General Education Requirements (Credit Hour)
The General Education requirements at University of Massachusetts Global provide both the broad, integrative knowledge and the intellectual foundation that enables students to expand their perspectives beyond the focus of a major. In addition, they impart comprehensive, cross-disciplinary skills that are relevant within the student's major as well as valuable to employers.
The General Education Requirements are comprised of 42 total units as follows:
University of Massachusetts Global General Education Requirements
|Writing Communication I:|
|ENGU 103||Writing and Rhetoric *||3|
|Written Communication II:|
|ENGU 104||Writing About Literature *||3|
|Basic Skills Subtotal||12|
|Select 9 credits from 3 different areas:||9|
|Select 6 credits||6|
|Select 9 credits from three different areas:||9|
Early Childhood Education
Political Science/Legal Studies
|Breadth Requirements Subtotal||24|
|Liberal Education Foundations|
|LBSU 302||Information Fluency and Academic Integrity **||3|
|LBSU 304||Liberal Arts Core Foundations **||3|
|Liberal Education Foundations Subtotal||6|
Cannot be used as an elective in a major, minor, or certificate program. Must be taken within the first two sessions if not satisfied in transfer, or within first two sessions after completing required remedial writing coursework.
Cannot be used as an elective in a major, minor, or certificate program. These must be taken within first two sessions after matriculation if ENGU 103 Writing and Rhetoric and ENGU 104 Writing About Literature are satisfied, or within the first two sessions after those requirements are completed. They cannot be satisfied in transfer.
University of Massachusetts Global Institutional Learning Outcomes
Institutional Learning Outcomes identify the competencies students will demonstrate by the end of their degree program. Every baccalaureate degree program introduces these skills and provides students opportunities to practice and demonstrate mastery.
The Institutional Learning Outcomes are:
- Applied Learning: Design a project, paper, performance, or other appropriate task linking knowledge skills from work, experiential learning, or community activities with knowledge acquired in academic disciplines.
- Innovation and Creativity: Construct a novel or unique idea, question, format, or product.
- Civic Engagement: Describe insights gained from engaging physically and/or intellectually with activities of personal and public concern that are both individually life enriching and socially beneficial to the community.

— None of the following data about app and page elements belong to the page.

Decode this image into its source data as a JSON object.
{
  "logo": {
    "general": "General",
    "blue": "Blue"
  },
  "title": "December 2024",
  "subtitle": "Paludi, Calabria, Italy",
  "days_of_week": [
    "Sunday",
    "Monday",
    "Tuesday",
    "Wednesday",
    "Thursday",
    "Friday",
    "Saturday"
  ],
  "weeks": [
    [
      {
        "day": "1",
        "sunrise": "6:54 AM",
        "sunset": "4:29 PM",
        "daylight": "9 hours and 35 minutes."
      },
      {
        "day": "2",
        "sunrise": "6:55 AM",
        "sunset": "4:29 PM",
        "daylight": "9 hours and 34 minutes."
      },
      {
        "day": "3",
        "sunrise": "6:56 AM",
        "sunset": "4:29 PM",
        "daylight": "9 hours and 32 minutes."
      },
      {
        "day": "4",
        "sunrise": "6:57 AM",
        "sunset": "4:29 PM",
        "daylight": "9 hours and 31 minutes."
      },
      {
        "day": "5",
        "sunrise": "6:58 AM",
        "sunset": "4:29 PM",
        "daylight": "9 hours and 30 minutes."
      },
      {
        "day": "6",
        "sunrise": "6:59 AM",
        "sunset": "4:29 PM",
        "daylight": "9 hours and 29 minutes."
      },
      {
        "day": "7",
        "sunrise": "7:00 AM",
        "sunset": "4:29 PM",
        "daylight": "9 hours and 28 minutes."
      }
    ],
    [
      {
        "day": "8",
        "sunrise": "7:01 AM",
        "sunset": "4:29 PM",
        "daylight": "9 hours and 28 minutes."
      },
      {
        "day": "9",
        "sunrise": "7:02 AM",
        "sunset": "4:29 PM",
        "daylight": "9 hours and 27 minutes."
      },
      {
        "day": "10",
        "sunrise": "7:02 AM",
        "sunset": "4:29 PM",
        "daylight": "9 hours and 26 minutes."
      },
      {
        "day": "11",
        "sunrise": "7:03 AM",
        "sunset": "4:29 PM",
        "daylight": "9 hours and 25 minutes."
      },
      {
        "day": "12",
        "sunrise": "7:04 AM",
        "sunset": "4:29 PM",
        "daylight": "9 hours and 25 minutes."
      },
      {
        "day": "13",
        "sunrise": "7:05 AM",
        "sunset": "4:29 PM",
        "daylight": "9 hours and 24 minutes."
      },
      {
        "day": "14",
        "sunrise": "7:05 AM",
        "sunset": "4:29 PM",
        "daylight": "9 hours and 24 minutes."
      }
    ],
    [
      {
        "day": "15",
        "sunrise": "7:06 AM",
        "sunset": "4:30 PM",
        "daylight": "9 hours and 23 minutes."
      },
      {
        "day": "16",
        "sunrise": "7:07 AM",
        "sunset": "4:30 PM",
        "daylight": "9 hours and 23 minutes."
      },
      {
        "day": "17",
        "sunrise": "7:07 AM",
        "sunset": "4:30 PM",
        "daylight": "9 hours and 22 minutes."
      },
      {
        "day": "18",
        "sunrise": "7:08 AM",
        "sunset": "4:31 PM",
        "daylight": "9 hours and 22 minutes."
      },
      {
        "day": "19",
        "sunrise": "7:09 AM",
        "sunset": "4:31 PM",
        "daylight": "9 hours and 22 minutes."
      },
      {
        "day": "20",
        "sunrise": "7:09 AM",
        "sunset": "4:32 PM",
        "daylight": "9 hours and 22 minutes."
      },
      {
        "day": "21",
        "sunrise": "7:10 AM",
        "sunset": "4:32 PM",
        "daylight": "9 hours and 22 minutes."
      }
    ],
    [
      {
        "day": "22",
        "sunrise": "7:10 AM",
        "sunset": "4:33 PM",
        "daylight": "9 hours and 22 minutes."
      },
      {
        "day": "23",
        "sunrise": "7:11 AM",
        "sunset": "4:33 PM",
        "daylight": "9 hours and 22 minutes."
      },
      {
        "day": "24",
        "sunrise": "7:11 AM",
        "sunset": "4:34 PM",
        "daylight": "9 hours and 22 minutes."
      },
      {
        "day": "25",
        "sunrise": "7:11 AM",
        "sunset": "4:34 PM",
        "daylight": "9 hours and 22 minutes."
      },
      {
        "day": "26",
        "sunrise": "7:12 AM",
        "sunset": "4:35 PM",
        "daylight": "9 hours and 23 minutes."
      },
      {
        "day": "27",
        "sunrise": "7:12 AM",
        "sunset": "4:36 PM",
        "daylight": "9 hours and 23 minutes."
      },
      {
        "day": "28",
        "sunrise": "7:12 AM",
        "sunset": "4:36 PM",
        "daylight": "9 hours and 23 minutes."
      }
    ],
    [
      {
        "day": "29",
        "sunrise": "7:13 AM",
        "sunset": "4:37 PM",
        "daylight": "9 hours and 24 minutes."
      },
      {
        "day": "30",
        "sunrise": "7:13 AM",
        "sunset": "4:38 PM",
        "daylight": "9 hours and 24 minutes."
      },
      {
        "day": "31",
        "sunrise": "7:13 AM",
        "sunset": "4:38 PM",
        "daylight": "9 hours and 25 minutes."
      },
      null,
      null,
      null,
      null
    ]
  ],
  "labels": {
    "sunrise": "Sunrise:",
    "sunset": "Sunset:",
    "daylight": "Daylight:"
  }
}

- Global Cultures: Explain the relationship between a global issue and the history, values, politics, economy, communication styles, or beliefs and practices of one or more cultures affected by that issue.
- Integrated Learning: Devise connections among experiences inside and outside the formal classroom, or connections among multiple fields of study.